If you only want to create a different look of feel, you can do one or more of the following:
The easiest option is to change the wall tiles and colours with new modern finishes such as glass splash backs and modern tiles.
Change the countertops to quartz or granite, especially if you have formica (wooden) counters currently.
Find a reputable company (not a lot of kitchen companies will do this) to replace the current doors and visible paneling. This option is also where you can add or change some of your existing cabinets.
What would you suggest for an investment buyer who wants to rent out the property?
With any rental property, one does not know how the cabinetry will be handled over time. One also do not want to send a fortune on cabinets, however do not go for the cheapest option… you will end up replacing units bi-annually. Go with reputable brands such as PG Bison or Sonae Novolam for the cabinetry finishes. Stay away from finishes such as high gloss which will show scratches more easily. Design the kitchen in such a way that none of the wood surfaces can swell-up due to water damage… do not include the backing in the sink units (mould loves to grow on these backing boards), opt to use aluminium kick plates underneath the cabinets instead of melamine (water pooling on the floors will cause the melamine to swell and will damage the units).
For people building a home from scratch what insights can you offer that would help people deign the best kitchen for their needs.
Don’t leave the kitchen planning to the last minute. Its always wise to have the design completed and ready before the water and electrical points need to be chased. These points of the new kitchen design might not follow the initial architectural plans and thus needs to be moved which will cost you more at the end of the day. If you used a professional kitchen designer, the odds are that they did not follow the initial kitchen design layout in order to cover all your needs, since most plans just have a general kitchen layout and will not include all the different appliances you will end up having.
Can you give any advice on how to choose a good company to do your kitchen?

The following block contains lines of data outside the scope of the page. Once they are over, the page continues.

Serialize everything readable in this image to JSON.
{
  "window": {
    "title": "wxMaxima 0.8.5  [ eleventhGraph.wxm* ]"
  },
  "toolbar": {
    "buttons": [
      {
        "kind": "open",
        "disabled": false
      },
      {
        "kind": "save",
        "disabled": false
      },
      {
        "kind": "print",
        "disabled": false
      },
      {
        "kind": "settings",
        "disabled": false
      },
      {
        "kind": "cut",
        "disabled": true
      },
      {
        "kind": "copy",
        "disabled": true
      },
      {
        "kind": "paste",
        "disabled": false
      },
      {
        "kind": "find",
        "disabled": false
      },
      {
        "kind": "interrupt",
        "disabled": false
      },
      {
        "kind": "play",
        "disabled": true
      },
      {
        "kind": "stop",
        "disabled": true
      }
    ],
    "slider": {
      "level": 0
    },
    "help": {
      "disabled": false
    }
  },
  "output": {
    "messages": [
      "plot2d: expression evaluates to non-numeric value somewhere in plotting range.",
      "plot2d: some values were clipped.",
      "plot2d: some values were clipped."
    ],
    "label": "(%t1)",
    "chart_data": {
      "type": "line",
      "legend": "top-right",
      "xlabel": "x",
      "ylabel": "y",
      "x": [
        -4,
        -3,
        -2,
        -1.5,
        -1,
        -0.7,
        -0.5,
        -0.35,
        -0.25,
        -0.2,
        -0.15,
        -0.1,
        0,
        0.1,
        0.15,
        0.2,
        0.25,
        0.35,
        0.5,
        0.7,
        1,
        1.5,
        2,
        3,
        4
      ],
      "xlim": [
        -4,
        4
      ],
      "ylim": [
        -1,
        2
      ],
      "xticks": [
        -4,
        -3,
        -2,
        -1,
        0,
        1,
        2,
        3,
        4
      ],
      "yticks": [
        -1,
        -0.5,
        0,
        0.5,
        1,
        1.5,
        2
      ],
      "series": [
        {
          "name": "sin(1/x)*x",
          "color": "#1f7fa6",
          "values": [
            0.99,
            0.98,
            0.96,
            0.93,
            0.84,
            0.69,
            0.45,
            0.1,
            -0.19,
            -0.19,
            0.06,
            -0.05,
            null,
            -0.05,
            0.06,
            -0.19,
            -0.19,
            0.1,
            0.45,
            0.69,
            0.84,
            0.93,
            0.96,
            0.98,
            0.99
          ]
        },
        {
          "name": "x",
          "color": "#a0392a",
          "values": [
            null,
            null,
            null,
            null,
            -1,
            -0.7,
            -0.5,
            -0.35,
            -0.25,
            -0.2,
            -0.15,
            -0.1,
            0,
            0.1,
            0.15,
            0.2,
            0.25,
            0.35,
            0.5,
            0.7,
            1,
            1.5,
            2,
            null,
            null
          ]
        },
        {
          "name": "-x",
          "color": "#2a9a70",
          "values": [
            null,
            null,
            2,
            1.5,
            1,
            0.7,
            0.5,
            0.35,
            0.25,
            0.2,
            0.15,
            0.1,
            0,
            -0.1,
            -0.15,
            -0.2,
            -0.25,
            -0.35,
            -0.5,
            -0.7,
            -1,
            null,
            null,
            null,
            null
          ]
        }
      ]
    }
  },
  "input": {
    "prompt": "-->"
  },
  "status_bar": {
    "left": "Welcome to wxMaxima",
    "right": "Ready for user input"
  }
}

Unfortunately it does not always comes down to the price. Rather have a look at what each company can offer you such as guarantees and warranties. Also ask for references and go and have a look at their previous completed projects to see their workmanship.
What advice do you have for people with very small kitchens?
With small kitchens, always keep in mind the more appliance you add into the space, the less cabinets and storage space you will have at the end. Opt for multi-purpose and smaller appliances. For example no double door fridges, micro-oven combinations, or washer-dryer combos. Keep as little as possible on the countertops, i.e. have the microwave built into the wall units. The golden rule, with any small space, if there is not al lot of natural light, keep the colour scheme of the cabinets and countertops as light as possible. You can always add accent colours or textures with interesting wall finishes.
As a service provider, what things can clients do to make the project easier?
Be vocal and ensure that the designer, contractor knows what you want from the start. Fortunately, with the internet and websites such as Pinterest, one can gather ideas on exactly what style and colour you would like for your kitchen.
Make sure which of the contractors is responsible for what part of the project, get this in writing if possible.
Describe your dream kitchen
My dream kitchen would have plenty of functional cabinets (everything will have its designated place), plenty of drawers, lots of natural light and countertops. I will definitely have the kitchen, scullery and laundry separate. Not to fussy about the feel or style, it all comes down to the functionality of the space for me.